DETROIT -- Volkswagen could launch a self-driving electric minivan in five years if there is enough interest in the retro-styled I.D. Buzz concept, whose design harks back to the iconic hippie-era Microbus but also previews a potential ride-sharing people-mover to challenge ride-hailing companies such as Uber.
VW is presenting the concept at this week's Detroit auto show. It could come as early as 2022 if management signs off on the project, VW brand design chief Klaus Bischoff said.
"We're hoping that showing this will increase the chances of realization," Bischoff told Automotive News Europe at a press event here Sunday on the eve of the show.

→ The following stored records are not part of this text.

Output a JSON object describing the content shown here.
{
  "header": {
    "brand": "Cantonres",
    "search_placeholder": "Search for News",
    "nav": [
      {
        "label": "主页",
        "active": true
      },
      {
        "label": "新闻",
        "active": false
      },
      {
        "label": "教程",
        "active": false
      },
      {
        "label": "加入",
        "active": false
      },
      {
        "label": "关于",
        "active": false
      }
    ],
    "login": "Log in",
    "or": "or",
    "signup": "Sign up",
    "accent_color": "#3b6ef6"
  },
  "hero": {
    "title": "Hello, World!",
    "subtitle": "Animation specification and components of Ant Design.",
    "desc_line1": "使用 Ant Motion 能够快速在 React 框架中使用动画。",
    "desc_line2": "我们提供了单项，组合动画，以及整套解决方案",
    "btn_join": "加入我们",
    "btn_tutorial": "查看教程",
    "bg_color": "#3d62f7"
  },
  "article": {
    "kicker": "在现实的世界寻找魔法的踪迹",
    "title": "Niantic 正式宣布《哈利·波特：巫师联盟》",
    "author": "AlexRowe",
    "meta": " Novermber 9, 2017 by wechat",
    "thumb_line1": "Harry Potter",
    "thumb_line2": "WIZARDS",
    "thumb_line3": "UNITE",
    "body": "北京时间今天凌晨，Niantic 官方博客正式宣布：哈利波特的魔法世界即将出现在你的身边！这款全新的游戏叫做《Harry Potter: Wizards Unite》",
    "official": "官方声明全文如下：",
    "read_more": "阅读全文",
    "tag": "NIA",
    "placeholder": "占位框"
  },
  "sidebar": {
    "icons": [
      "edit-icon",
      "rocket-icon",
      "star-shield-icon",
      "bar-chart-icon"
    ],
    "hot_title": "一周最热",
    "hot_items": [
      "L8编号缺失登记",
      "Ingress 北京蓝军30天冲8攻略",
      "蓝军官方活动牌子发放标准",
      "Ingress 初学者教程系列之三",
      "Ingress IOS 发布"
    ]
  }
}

The I.D. Buzz is the third concept off the MEB electric car architecture after last year's BUDD-e and I.D. hatchback. Its name is a word play on "bus" and refers to the silent "buzzing" of the drive system.
The concept can seat up to eight people and has a 270-mile (434 km) range under U.S. standards or 600 km (373 miles) under the more generous EU testing cycle.
Bischoff said the MEB's flexibility, with its chocolate bar-style flat battery housed in the floor, finally allowed designers the freedom to recreate the proportions of the original Microbus with its flat nose.
It takes less than 30 minutes to charge the 111 kilowatt-hour battery to 80 percent capacity at a power of 150 kW, and can additionally be recharged wirelessly via induction. An electric motor on each axle means the system can deliver just over 200 horsepower.
The concept also accommodates an electric architecture that allows not just for augmented reality-enhanced heads-up displays, it can also offer piloted driving.
VW claimed the I.D. Buzz is world's first fully autonomous multi-purpose vehicle. A production version could be used by VW's new Moia mobility services division set up to challenge Uber and other ride-hailing companies in the growing car-sharing market add.
The concept can be switched to the fully autonomous "I.D. Pilot" mode by a slight push on the steering wheel, which makes the steering wheel retract into the instrument panel. Drivers can then turn their seats towards the rear, facing their fellow travelers.
Still reeling from the legal aftershocks from its decade-long diesel emissions fraud, Volkswagen aims to sell 1 million battery electric vehicles worldwide by 2025. In the process VW brand CEO Herbert Diess told reporters in November that the brand was reversing its strategy and would no longer offer diesels in the U.S. in the future. "We are making electric mobility the new trademark of Volkswagen," Diess said in a statement.